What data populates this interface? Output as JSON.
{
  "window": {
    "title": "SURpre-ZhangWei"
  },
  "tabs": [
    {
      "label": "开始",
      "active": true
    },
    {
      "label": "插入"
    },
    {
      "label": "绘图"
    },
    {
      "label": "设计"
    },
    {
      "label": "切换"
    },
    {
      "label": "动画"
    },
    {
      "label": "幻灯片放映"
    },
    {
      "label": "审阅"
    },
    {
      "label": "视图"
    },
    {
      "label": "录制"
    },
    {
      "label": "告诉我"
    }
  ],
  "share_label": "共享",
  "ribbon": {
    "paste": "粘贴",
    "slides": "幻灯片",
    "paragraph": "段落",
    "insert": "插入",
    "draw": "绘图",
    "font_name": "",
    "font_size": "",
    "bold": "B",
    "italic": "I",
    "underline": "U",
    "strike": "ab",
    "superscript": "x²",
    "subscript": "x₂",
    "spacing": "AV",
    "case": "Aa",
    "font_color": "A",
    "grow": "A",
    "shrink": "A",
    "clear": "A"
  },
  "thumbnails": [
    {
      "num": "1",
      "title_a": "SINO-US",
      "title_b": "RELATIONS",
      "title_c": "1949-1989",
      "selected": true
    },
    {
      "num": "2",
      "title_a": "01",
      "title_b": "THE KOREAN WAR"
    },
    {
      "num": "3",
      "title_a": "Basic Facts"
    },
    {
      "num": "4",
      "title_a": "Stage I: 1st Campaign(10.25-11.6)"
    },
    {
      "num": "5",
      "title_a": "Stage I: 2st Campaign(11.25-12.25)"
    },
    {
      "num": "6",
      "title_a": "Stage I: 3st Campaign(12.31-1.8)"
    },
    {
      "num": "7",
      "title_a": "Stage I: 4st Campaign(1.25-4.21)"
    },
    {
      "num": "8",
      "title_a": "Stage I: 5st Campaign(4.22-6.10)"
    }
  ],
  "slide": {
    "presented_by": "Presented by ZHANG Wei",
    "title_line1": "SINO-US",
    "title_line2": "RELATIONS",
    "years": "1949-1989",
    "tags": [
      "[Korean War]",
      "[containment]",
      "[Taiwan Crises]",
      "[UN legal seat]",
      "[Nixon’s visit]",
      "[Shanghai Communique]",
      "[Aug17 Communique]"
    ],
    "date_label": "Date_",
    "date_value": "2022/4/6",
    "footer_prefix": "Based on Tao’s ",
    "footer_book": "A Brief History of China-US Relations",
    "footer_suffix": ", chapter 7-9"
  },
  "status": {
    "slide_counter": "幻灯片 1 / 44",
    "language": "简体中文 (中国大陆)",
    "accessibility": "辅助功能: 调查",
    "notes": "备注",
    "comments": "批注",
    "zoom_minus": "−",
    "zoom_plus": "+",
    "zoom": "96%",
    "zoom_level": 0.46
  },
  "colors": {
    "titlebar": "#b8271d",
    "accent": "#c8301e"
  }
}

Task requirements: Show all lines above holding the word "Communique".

Written answer:
      "[Shanghai Communique]",
      "[Aug17 Communique]"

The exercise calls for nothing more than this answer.